An interesting weekend is right, starting with the semis today in which new junior "World Best Times" (as the official parlance goes) were set in fully nine events, one of them twice:
-JM2- (by the Croatians, who reached the semis through the reps)
-JM4- (5:47, yipes)
-JW4x (twice; it was broken in the first semi by the host Czech Republic, then that record was broken in the second semi by Germany)
-JM4x (again by the Czechs; pretty serious quad skills going hereabouts)
-JM1x (by Clark Dean, his second WR this week in an event in which a new record has been set daily)
It probably would have been easier to make a list of which events did not have new world records, whew.
Obviously the conditions were mostly favorable – a direct tailwind that crept up toward white-capping levels but held off barely (at first at least) let crews with both power and skill get up and over the waves to get some serious speed. By the end of the proceedings, however, there were rolling waves on the course, and things got a bit dicey resulting in a dramatic flip by the New Zealand men's single sculler. He was unable to finish the race due to a snapped oarlock, so we will have to see if he is allowed to race in the B final tomorrow.
The United States qualified for four A finals today, again by winning in each semifinal as we reported on heats day; it is definitely a fun way to advance, and a lot of fun to watch as well.
The US men's four got things started in the first A/B semi of the day with a race that went from strength to strength down the course, resulting in the fastest qualifying time of the two semis.
The guys are really having a good run; so many great boats and close races here," coach Chris Chase said. "Today we really worked on getting off the line clean, then the goal was to transition into our base as smoothly as possible and stay relaxed. Not knowing if/when the winds would increase, I left it up to Michael (stroke) to find what rate produced the best rhythm, and gave us the lowest sustainable split. We planned on not planning set numbers to force us into anything. They just needed to find the comfortable pace that felt best to them. The guys have been communicating well within the boat, and today they put together a piece where everyone was on the same page.
"Things only get harder from here; we recognize there are 5 quality crews that want the same thing we want We will have to be even better tomorrow."
A few races later the US women's pair won their semi rowing away with a time a little under two seconds slower than the world record set by Greece in the first semi.

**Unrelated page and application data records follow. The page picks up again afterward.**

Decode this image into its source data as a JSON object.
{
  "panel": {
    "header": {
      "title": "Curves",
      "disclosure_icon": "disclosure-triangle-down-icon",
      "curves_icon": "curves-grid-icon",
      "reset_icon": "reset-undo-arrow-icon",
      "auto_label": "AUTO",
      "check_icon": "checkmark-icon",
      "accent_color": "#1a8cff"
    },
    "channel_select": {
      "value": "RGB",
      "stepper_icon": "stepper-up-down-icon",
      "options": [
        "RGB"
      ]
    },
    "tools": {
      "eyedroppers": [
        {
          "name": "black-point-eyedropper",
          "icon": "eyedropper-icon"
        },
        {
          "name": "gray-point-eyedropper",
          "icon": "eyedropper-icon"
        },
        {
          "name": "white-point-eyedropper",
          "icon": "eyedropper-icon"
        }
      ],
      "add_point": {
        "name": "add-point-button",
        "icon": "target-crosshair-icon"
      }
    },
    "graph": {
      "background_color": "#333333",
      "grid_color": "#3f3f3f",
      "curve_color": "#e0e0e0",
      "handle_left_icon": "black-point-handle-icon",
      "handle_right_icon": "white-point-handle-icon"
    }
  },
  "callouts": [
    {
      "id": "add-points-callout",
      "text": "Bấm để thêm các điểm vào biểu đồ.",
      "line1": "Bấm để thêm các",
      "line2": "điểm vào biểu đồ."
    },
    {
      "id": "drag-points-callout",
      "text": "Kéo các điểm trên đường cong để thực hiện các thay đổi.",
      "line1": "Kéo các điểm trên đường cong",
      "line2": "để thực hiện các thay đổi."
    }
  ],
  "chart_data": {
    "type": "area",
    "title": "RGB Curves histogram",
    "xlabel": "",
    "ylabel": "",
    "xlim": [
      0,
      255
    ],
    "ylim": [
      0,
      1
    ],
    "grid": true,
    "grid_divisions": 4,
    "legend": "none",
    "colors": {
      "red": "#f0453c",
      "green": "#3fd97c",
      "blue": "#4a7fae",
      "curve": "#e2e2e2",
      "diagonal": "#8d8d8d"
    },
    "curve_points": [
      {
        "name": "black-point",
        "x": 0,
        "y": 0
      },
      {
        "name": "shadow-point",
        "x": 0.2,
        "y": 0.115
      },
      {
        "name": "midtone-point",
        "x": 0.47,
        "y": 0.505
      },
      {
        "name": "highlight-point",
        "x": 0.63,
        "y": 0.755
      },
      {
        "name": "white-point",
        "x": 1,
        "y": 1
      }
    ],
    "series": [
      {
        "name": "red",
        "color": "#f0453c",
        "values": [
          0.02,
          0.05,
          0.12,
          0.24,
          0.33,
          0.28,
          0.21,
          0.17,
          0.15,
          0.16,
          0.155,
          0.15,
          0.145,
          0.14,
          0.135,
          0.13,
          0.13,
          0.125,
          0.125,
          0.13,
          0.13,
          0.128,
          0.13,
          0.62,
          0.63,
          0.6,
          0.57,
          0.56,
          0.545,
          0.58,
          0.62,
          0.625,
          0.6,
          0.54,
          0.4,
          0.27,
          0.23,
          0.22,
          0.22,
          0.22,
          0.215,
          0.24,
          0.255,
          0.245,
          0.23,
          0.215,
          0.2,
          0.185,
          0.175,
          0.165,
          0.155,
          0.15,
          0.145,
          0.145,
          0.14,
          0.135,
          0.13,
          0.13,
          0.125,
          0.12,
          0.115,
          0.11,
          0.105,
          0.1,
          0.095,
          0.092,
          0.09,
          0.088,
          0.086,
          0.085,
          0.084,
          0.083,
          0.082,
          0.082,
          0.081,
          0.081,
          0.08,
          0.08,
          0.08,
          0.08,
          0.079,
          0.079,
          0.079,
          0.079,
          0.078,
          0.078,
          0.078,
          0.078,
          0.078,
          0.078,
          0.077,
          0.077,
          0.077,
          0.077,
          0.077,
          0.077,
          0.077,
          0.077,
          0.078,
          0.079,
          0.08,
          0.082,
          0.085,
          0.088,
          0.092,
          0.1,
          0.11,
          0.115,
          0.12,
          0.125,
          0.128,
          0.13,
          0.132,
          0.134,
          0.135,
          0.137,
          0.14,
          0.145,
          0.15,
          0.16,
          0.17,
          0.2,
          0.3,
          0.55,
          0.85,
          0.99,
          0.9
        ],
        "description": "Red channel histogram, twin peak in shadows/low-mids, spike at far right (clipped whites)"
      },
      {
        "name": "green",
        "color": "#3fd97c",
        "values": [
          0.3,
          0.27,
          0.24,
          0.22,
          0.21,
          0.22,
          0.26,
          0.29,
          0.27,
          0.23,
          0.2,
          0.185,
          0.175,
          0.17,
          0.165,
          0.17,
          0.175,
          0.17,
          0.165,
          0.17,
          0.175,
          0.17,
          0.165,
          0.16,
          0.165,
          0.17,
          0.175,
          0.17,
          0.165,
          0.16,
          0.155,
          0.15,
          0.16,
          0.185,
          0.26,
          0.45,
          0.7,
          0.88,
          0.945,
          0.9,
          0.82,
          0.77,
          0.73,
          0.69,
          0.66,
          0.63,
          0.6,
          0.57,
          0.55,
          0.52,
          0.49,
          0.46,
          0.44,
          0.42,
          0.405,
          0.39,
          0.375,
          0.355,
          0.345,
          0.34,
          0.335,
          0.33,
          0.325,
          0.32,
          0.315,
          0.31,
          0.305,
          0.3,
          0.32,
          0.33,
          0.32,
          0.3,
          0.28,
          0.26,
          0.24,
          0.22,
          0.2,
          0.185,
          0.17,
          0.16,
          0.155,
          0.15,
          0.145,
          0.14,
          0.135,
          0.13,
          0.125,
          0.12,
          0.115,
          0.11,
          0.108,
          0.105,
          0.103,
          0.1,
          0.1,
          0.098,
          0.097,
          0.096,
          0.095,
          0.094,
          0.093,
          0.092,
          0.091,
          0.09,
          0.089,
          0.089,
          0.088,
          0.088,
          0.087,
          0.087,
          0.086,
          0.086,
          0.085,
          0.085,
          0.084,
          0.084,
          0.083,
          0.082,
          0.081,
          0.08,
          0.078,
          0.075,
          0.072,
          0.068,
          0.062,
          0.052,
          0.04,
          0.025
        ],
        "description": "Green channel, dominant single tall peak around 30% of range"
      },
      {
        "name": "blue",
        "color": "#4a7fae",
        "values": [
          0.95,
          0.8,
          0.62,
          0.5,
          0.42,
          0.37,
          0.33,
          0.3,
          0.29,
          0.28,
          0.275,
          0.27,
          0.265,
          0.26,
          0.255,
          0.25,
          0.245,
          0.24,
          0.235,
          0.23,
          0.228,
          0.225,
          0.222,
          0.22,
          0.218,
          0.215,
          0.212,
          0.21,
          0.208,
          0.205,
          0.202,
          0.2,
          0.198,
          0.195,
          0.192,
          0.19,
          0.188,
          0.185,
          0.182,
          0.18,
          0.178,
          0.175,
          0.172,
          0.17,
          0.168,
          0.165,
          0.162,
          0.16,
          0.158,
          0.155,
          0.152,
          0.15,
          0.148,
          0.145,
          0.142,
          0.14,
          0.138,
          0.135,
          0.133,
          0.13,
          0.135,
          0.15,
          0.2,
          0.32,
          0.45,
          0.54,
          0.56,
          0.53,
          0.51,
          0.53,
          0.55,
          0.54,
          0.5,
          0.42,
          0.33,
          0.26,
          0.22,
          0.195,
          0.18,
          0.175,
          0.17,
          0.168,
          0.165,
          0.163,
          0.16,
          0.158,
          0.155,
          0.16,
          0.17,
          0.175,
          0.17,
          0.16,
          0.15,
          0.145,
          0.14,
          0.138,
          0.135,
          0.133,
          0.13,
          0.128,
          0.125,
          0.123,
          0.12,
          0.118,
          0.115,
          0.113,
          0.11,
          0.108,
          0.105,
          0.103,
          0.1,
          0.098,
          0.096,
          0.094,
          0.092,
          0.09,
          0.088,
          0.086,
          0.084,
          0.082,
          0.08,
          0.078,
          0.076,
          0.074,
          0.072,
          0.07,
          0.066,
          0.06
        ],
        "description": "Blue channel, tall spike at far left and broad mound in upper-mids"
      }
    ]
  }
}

"It's exciting to watch people just lay out incredibly fast, brave races in these conditions, because they are both fast and challenging," pairs coach Catherine Starr said, noting that the record pace wasn't really a factor in their approach. "For this pair, WR pace doesn't really seem to be the forefront of their mind. They are a blast to coach and watch race because they stay internal and really complement each other, so I think the next step is to just make sure they magnify each other's strengths against a very fast, talented field in the final."
A half hour later it was the women's four's turn, and their win achieved an ambitious goal for the US women's squad.
"All four women's sweep boats from the US earning a spot in the A Finals was a goal of ours all season," coach Liz Trond said. "After the 4+, 8 and 2- races, the 4- was the final boat to meet the goal, with a steady and exciting race."
Then fully 90 minutes later, with the texture of the water more artsy than rowing-friendly, Clark Dean won his semi with his second world record of the week, having set a new record by five second in the heats, having it broken by two seconds by Moritz Wolff in the quarterfinals, then taking another five seconds off that record in the semis today, leaving it standing at 6:45.45, for today at least.
"Clark rowed well today; it certainly appears that the other A finalist rowed well within themselves," coach Casey Galvanak said. "I am sure they will be uncorked in the final, showing their best; I have never witnessed such a group of true competitors. Clark is proud being among this group. We will continue to help Clark manage his efforts as he recovers this afternoon and tomorrow morning."
As Dean rowed back up the course to warm down (barely moving on his first stroke due to the headwind), Wolff yelled to congratulate him from all the way across the course as he finished his warmdown. International rowing fans have seen the camaraderie among the top scullers on the senior level; looks like it is the case among the younger cohort as well.
Tomorrow's finals are pretty much a lock to be exciting and surprising; be sure to check it out via the How To Watch information here.
Notes from the Course
-Some of the most emotional racing of any championships takes place in the semis; the galleries are punctuated with a heap of celebrations, breakdowns, and more, with athletes on both sides of the qualifying cutoffs crying while others just shake hands, and still others absolutely losing it
-A couple New Zealand fans were swinging giant bells in the stands
-The Brits must like this
-A regatta dog at Worlds, wow
-The police dog was pretty cool too
-FISA Photographer Detlev Seyb took a flight in a, well, kite? Chitty chitty bang bang copy? Circus plane? Looks like some leg-shaking fun tho
-row2k supporter in the house, thank you!